Book Review

"10 weeks ago a crack mercenary unit was evacuated from Biafra for a war they didn't win. These men promptly scattered back to their homelands or to the Paris underground. Today, still unemployed but looking for a contract, they intend to continue being soldiers of fortune. If you have a coup to launch, if no one else can help, and if you can find them, maybe you can hire the Cliché-Team."
I just finished re-reading Frederick Forsythe's The Dogs of War, which is, along with The Wild Geese, probably the definitive Seventies mercenary novel.

Understand going in that this is a lot more of a novel of intrigue and the mechanics of setting up a mercenary operation than it is an action novel of small unit combat. The actual portions of the story that generate spent brass and what novelists persist in referring to as "cordite" smoke take place in the last dozen pages or so.

The characters in the mercenary outfit are like a group of friends rolled up a party for a Top Secret game back in the day, hence my opening paragraph.
Curt: "Okay, my guy's gonna be German, and he's a smuggler, so I'm putting the most points in Knowledge and Deception." 
Mark: "I'm gonna have a huge dude with massive Strength and Life Level. He'll be a Belgian dude nicknamed 'Tiny' who's, like, a wizard with a bazooka." 
John: "My character's this really high-dexterity wiry little Corsican dude, who's got mob connections and I'm putting all my skill points into knife-fighting. His trademark is carrying a big-ass Bowie knife everywhere that he keeps razor sharp."
Along the way you get a look at buying weapons and equipment legally and illegally, smuggling Schmeissers, forging End User Certificates, and all the stuff that eventually became tropes in novels of the type.

There's plenty of intrigue, the plot steps along nicely, and the outcome is always in doubt.
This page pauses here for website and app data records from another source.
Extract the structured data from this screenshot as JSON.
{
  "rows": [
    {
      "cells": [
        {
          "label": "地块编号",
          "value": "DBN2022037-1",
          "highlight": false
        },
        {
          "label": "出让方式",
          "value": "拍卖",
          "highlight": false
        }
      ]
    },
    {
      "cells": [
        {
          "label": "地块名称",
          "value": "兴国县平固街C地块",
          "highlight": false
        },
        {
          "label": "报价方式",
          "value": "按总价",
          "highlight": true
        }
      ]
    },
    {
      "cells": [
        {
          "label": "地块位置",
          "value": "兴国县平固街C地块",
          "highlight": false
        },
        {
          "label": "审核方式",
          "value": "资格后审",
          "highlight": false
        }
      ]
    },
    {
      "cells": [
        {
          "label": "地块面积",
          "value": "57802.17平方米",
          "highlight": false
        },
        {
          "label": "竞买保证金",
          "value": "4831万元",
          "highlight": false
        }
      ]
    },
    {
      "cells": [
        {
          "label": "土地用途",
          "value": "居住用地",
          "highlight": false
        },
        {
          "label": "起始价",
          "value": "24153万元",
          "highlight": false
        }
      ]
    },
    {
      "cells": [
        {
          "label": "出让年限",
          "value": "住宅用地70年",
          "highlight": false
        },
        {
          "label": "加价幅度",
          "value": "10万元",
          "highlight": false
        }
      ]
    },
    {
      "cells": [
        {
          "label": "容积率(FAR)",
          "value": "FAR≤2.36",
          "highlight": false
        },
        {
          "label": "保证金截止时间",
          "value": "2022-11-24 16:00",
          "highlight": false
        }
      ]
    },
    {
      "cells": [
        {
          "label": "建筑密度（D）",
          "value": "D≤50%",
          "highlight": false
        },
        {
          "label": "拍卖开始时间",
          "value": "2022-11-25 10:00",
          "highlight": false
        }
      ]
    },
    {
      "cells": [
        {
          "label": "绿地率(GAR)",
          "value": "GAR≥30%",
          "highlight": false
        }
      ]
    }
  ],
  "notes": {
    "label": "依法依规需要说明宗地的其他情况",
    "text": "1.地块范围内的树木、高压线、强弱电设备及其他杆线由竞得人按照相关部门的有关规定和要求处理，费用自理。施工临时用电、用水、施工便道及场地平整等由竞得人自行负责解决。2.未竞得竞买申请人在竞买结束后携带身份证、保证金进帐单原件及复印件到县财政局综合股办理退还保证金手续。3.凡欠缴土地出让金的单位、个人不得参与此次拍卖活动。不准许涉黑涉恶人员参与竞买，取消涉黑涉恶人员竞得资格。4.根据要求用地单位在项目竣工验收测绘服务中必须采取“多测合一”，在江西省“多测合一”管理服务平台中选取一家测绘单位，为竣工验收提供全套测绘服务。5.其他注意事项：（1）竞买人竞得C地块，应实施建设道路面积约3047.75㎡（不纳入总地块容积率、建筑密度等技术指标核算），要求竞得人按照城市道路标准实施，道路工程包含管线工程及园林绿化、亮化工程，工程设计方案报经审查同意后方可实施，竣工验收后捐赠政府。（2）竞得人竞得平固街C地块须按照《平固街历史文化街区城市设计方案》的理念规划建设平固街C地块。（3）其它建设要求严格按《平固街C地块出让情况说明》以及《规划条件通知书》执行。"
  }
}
Also, the ending is still one of the more unexpectedly jarring ones I've read.

Recommended reading.